== Segment start ==

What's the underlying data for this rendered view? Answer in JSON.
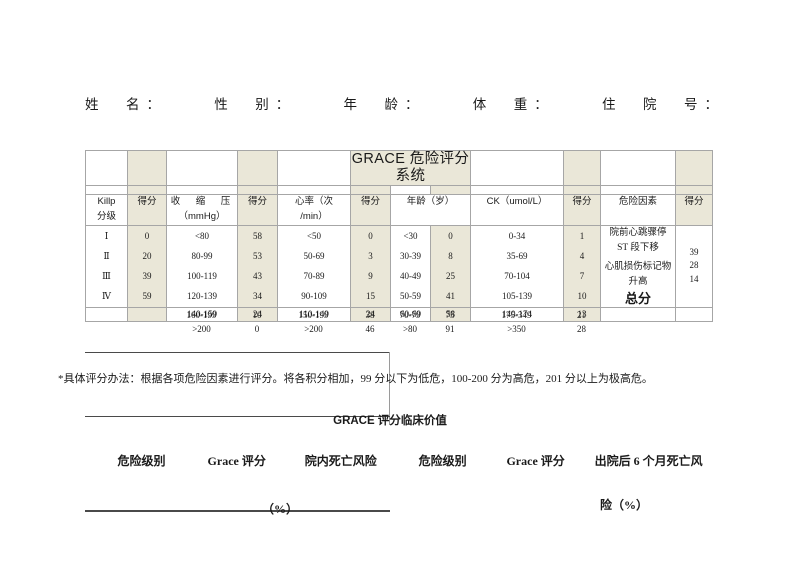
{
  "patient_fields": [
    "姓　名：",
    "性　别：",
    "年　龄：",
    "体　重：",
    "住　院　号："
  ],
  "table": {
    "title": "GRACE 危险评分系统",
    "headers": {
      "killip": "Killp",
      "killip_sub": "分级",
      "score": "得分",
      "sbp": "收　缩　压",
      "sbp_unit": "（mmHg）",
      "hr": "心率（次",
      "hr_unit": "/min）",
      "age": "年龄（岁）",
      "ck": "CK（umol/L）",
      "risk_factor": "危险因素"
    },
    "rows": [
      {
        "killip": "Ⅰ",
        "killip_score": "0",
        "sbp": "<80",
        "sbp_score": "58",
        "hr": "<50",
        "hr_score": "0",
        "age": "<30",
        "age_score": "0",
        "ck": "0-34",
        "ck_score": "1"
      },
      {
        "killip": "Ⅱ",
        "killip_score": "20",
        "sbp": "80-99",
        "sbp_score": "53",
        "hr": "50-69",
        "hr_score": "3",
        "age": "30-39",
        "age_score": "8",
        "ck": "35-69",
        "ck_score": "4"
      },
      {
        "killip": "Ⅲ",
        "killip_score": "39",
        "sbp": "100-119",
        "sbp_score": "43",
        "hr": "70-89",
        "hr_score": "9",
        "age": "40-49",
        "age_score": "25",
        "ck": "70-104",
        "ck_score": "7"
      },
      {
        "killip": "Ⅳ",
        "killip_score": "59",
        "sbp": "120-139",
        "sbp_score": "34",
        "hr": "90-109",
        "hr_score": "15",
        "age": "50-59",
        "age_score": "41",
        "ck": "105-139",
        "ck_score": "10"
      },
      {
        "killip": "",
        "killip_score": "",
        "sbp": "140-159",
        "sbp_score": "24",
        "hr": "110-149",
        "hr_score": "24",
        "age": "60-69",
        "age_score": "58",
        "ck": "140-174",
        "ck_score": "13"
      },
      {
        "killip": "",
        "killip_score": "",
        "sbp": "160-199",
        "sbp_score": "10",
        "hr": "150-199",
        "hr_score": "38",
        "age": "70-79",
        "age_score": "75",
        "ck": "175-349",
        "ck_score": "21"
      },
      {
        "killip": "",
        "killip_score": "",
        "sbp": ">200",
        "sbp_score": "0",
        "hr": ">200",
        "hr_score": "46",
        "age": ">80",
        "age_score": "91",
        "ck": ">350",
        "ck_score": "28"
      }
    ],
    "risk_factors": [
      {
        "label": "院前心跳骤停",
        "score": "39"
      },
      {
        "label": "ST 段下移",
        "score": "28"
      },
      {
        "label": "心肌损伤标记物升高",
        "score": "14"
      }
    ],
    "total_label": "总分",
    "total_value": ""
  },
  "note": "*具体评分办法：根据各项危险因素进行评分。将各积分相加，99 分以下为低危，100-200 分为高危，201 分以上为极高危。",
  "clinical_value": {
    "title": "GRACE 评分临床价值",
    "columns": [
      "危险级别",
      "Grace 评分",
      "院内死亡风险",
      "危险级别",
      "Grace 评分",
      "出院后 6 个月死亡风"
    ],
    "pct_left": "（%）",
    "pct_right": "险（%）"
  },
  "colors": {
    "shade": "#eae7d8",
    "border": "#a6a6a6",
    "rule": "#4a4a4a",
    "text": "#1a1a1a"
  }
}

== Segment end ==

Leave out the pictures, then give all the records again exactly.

• [THE ANSWER]:
What's the underlying data for this rendered view? Answer in JSON.
{
  "patient_fields": [
    "姓　名：",
    "性　别：",
    "年　龄：",
    "体　重：",
    "住　院　号："
  ],
  "table": {
    "title": "GRACE 危险评分系统",
    "headers": {
      "killip": "Killp",
      "killip_sub": "分级",
      "score": "得分",
      "sbp": "收　缩　压",
      "sbp_unit": "（mmHg）",
      "hr": "心率（次",
      "hr_unit": "/min）",
      "age": "年龄（岁）",
      "ck": "CK（umol/L）",
      "risk_factor": "危险因素"
    },
    "rows": [
      {
        "killip": "Ⅰ",
        "killip_score": "0",
        "sbp": "<80",
        "sbp_score": "58",
        "hr": "<50",
        "hr_score": "0",
        "age": "<30",
        "age_score": "0",
        "ck": "0-34",
        "ck_score": "1"
      },
      {
        "killip": "Ⅱ",
        "killip_score": "20",
        "sbp": "80-99",
        "sbp_score": "53",
        "hr": "50-69",
        "hr_score": "3",
        "age": "30-39",
        "age_score": "8",
        "ck": "35-69",
        "ck_score": "4"
      },
      {
        "killip": "Ⅲ",
        "killip_score": "39",
        "sbp": "100-119",
        "sbp_score": "43",
        "hr": "70-89",
        "hr_score": "9",
        "age": "40-49",
        "age_score": "25",
        "ck": "70-104",
        "ck_score": "7"
      },
      {
        "killip": "Ⅳ",
        "killip_score": "59",
        "sbp": "120-139",
        "sbp_score": "34",
        "hr": "90-109",
        "hr_score": "15",
        "age": "50-59",
        "age_score": "41",
        "ck": "105-139",
        "ck_score": "10"
      },
      {
        "killip": "",
        "killip_score": "",
        "sbp": "140-159",
        "sbp_score": "24",
        "hr": "110-149",
        "hr_score": "24",
        "age": "60-69",
        "age_score": "58",
        "ck": "140-174",
        "ck_score": "13"
      },
      {
        "killip": "",
        "killip_score": "",
        "sbp": "160-199",
        "sbp_score": "10",
        "hr": "150-199",
        "hr_score": "38",
        "age": "70-79",
        "age_score": "75",
        "ck": "175-349",
        "ck_score": "21"
      },
      {
        "killip": "",
        "killip_score": "",
        "sbp": ">200",
        "sbp_score": "0",
        "hr": ">200",
        "hr_score": "46",
        "age": ">80",
        "age_score": "91",
        "ck": ">350",
        "ck_score": "28"
      }
    ],
    "risk_factors": [
      {
        "label": "院前心跳骤停",
        "score": "39"
      },
      {
        "label": "ST 段下移",
        "score": "28"
      },
      {
        "label": "心肌损伤标记物升高",
        "score": "14"
      }
    ],
    "total_label": "总分",
    "total_value": ""
  },
  "note": "*具体评分办法：根据各项危险因素进行评分。将各积分相加，99 分以下为低危，100-200 分为高危，201 分以上为极高危。",
  "clinical_value": {
    "title": "GRACE 评分临床价值",
    "columns": [
      "危险级别",
      "Grace 评分",
      "院内死亡风险",
      "危险级别",
      "Grace 评分",
      "出院后 6 个月死亡风"
    ],
    "pct_left": "（%）",
    "pct_right": "险（%）"
  },
  "colors": {
    "shade": "#eae7d8",
    "border": "#a6a6a6",
    "rule": "#4a4a4a",
    "text": "#1a1a1a"
  }
}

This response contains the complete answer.